Pork sector stakeholders are expressing their concerns over the potential risk to agriculture from movement of dogs to the United States and Canada by animal rescue organizations to save them from the meat trade in China. North American pork sector stakeholders are working with the Centers for Disease Control and the U.S. Department of Agriculture to address the threat of foreign animal disease transmission, particularly African Swine Fever, posed by pets coming into North America for rehoming.
Dr. Paul Sundberg, the Executive Director of the Swine Health Information Center, explains the supplies used in shipments, such as kennels and bedding materials, are of special concern because of their potential to act as vectors for disease transmission.
Clip-Dr. Paul Sundberg-Swine Health Information Center:

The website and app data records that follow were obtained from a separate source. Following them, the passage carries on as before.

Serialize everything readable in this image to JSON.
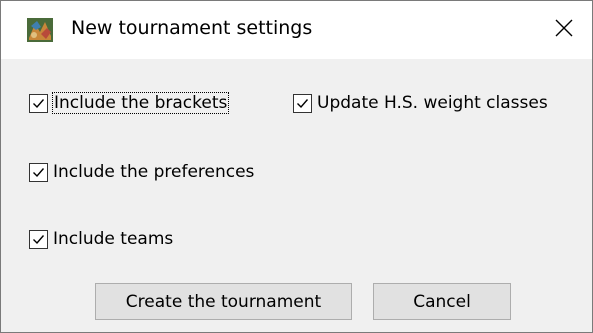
{
  "dialog": {
    "title": "New tournament settings",
    "icon": "app-logo-icon",
    "close_icon": "close-icon"
  },
  "options": {
    "include_brackets": {
      "label": "Include the brackets",
      "checked": true
    },
    "update_weight_classes": {
      "label": "Update H.S. weight classes",
      "checked": true
    },
    "include_preferences": {
      "label": "Include the preferences",
      "checked": true
    },
    "include_teams": {
      "label": "Include teams",
      "checked": true
    }
  },
  "buttons": {
    "create": "Create the tournament",
    "cancel": "Cancel"
  },
  "colors": {
    "titlebar_bg": "#ffffff",
    "client_bg": "#f0f0f0",
    "button_bg": "#e1e1e1",
    "button_border": "#adadad"
  }
}
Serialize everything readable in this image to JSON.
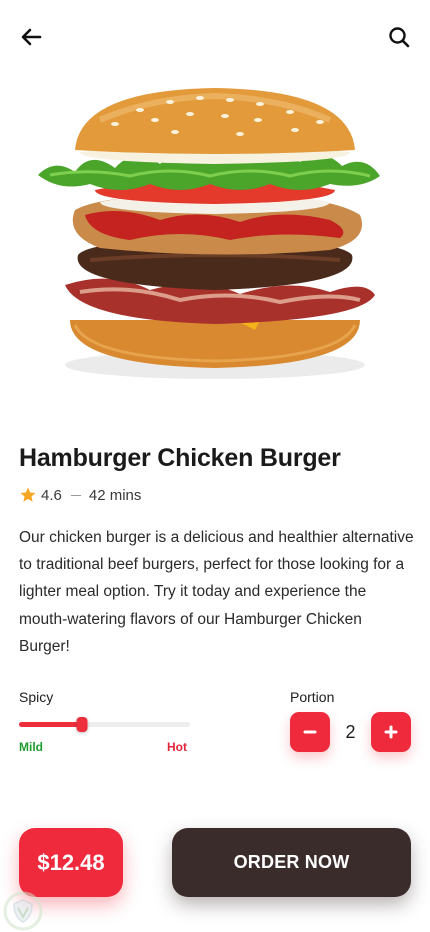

We really don't know how many are coming. We have information that says that it's fairly regular and the numbers in the shipments vary. The purpose is animal rescue and there's no argument with animal rescue from markets in China. That's fine.
Bring them here and find a permanent home for them in the U.S. but the risk is such that we want to make sure that state animal health officials are aware, we want to make sure that the USDA is aware so that the items that come with those dogs in the form of bedding and food and crates, etcetera are all regulated, they're destroyed so they won't be an issue of perhaps being contaminated with some disease that we don't want here and then transferring to the industry.

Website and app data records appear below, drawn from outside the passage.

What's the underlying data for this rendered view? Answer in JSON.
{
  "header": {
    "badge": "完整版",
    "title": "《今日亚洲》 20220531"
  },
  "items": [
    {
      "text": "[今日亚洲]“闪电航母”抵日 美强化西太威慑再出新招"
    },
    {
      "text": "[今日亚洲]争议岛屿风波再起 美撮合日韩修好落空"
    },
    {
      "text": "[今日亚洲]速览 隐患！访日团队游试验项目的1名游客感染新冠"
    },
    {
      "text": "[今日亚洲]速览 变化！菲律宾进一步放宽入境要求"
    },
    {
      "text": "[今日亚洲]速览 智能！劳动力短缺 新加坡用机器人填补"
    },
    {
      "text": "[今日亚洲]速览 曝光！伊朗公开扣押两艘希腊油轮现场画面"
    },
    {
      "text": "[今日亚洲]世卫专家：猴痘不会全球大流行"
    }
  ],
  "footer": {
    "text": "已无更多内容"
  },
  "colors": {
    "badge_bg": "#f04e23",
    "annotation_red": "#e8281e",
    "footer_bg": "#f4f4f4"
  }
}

The Centers for Disease Control and USDA share responsibility for this and so we're working with both of those to make sure that we've got some oversight over the process.Source : Farmscape